How much time do you spend surfing the
Internet, collecting information on your hobbies, special Interests,
Maybe you subscribe to important newsletters, 'How-To do stuff' web
sites, article services, financial reporting services, and
other Information Rich sources.
Many of us spend enjoyable hours on the Internet, reading and
collecting the special information that excites our interests, and
then save pages and pages of information that we feel we must really
keep for some future special use.
If you're an Information Addict (I am), your computer hard drives
and even your desks, files cabinets, and book shelves are probably
overflowing with papers you might even forget you saved.
The age that we live in is called the
information age and the Internet is the information
If you're an e-business owner, it's possible that you've been run
over on the information superhighway. Unfortunately, the traffic is
often so heavy that it's difficult to get up! The information just keeps
coming and coming and coming.

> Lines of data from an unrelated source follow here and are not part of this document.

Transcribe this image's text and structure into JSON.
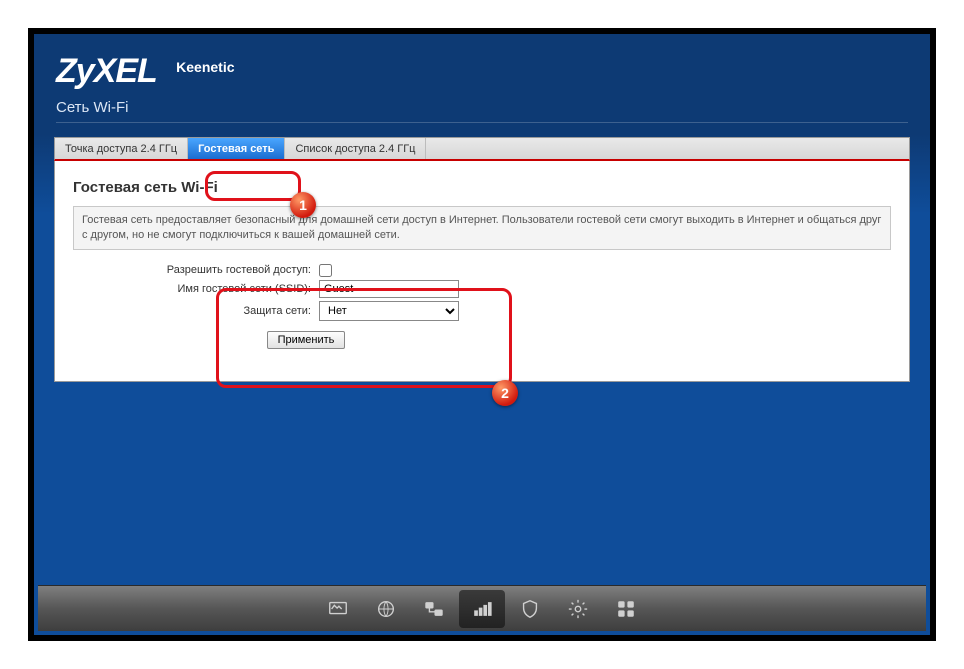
{
  "header": {
    "brand": "ZyXEL",
    "model": "Keenetic",
    "section_title": "Сеть Wi-Fi"
  },
  "tabs": [
    "Точка доступа 2.4 ГГц",
    "Гостевая сеть",
    "Список доступа 2.4 ГГц"
  ],
  "panel": {
    "title": "Гостевая сеть Wi-Fi",
    "info": "Гостевая сеть предоставляет безопасный для домашней сети доступ в Интернет. Пользователи гостевой сети смогут выходить в Интернет и общаться друг с другом, но не смогут подключиться к вашей домашней сети."
  },
  "form": {
    "allow_label": "Разрешить гостевой доступ:",
    "ssid_label": "Имя гостевой сети (SSID):",
    "ssid_value": "Guest",
    "security_label": "Защита сети:",
    "security_value": "Нет",
    "apply": "Применить"
  },
  "badges": {
    "one": "1",
    "two": "2"
  }
}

Have you ever felt ready to throw your hands in the air and yell for
help? Have you wondered what can be done about all of the
information coming at us all at once? What strategies can be used to

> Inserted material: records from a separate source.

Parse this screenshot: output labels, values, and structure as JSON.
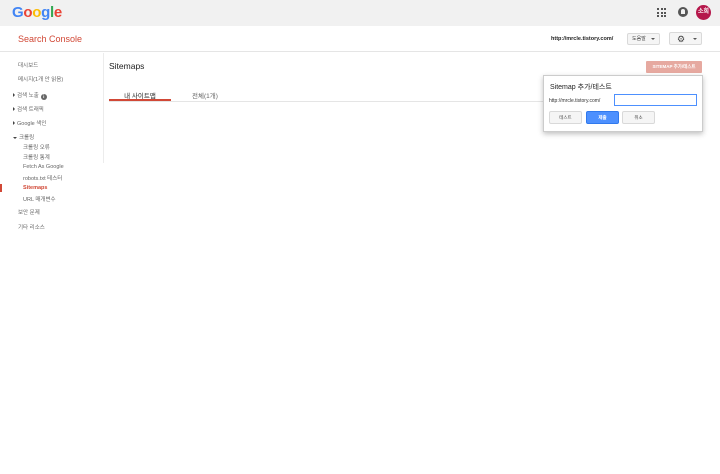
{
  "topbar": {
    "logo_letters": [
      {
        "ch": "G",
        "color": "#4285f4"
      },
      {
        "ch": "o",
        "color": "#ea4335"
      },
      {
        "ch": "o",
        "color": "#fbbc05"
      },
      {
        "ch": "g",
        "color": "#4285f4"
      },
      {
        "ch": "l",
        "color": "#34a853"
      },
      {
        "ch": "e",
        "color": "#ea4335"
      }
    ],
    "apps_icon": "apps-grid-icon",
    "notifications_icon": "bell-icon",
    "avatar_text": "소희",
    "avatar_color": "#b5174b"
  },
  "header": {
    "brand": "Search Console",
    "brand_color": "#d14836",
    "site_url": "http://mrcle.tistory.com/",
    "help_label": "도움말",
    "settings_icon": "gear-icon"
  },
  "sidebar": {
    "items": [
      {
        "label": "대시보드"
      },
      {
        "label": "메시지(1개 안 읽음)"
      },
      {
        "label": "검색 노출"
      },
      {
        "label": "검색 트래픽"
      },
      {
        "label": "Google 색인"
      },
      {
        "label": "크롤링"
      },
      {
        "label": "크롤링 오류"
      },
      {
        "label": "크롤링 통계"
      },
      {
        "label": "Fetch As Google"
      },
      {
        "label": "robots.txt 테스터"
      },
      {
        "label": "Sitemaps"
      },
      {
        "label": "URL 매개변수"
      },
      {
        "label": "보안 문제"
      },
      {
        "label": "기타 리소스"
      }
    ]
  },
  "main": {
    "title": "Sitemaps",
    "tabs": [
      {
        "label": "내 사이트맵"
      },
      {
        "label": "전체(1개)"
      }
    ],
    "add_button": "SITEMAP 추가/테스트"
  },
  "popup": {
    "title": "Sitemap 추가/테스트",
    "prefix": "http://mrcle.tistory.com/",
    "input_value": "",
    "buttons": {
      "test": "테스트",
      "submit": "제출",
      "cancel": "취소"
    }
  }
}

manage the flow of information so that you only have to deal with
the important stuff?
First, let's look at what information you've got coming at you:
If you're online all day long, there's a good chance that a lot of
it is from browsing around the Internet, looking for information
that you can use. Perhaps you get lots and lots of emails from people (as well as
spam)...including vendors, customers, family, and friends.
If you have a business, you probably get reports from your
advertising efforts, like Google
Adwords, and there may be times (like when you own several websites)
that you have to manage such information as domain registrars,
hosting problems, etc.
The first thing you want to do is deal with the flow coming in:
Before reading any information, give it a quick glance and decide if
it's critical to your personal interests or business efforts and if it is, save
it. If it isn't, delete it.
Resist the urge to review everything with a fine-tooth comb and
resist the urge to respond to emails as soon as they come in.
Decide whether you need to spend two hours gathering marketing
information or only one hour.
Prioritize information coming in so that you only deal with the
most important information and can simply glance at and correctly
file the less important information.
Review and prioritize to first reduce the flow.
The second thing to do is manage the flow that you're
To do this, you'll want to create systems and use databases so you
can keep track of everything. Not everything needs all of your
attention right away. You can use information managers and task
managers to help you manage the flow of information coming in to
What's the end result? You'll have less information to deal
with...so you'll have more time to spend on your own special
interests and if you have a business - on critical business
activities like marketing...so you'll generate more customers...so
you'll generate more sales...so you'll generate more profit!
I mentioned above that I was an "Information Addict".
Over the past ten years or so of following my passion for web
surfing, I did fill up desk drawers, file cabinets, book shelves and
used reams and reams of paper.
A few years ago I found a simple way to reduce the pages
of information by nearly half.
I outlined this simple method and saved it as a PDF file to
share with my family and friends.
It's available to you for free, and you don't even need to give me
your name or email
address. Just download it by Right Clicking and Saving the
Addict" report from HERE. Save it to your Desktop and unZip the small PDF file.
Another major benefit of cutting down the incoming information
is that you also reduce the potential for receiving virus or worm
... Richard Rossbauer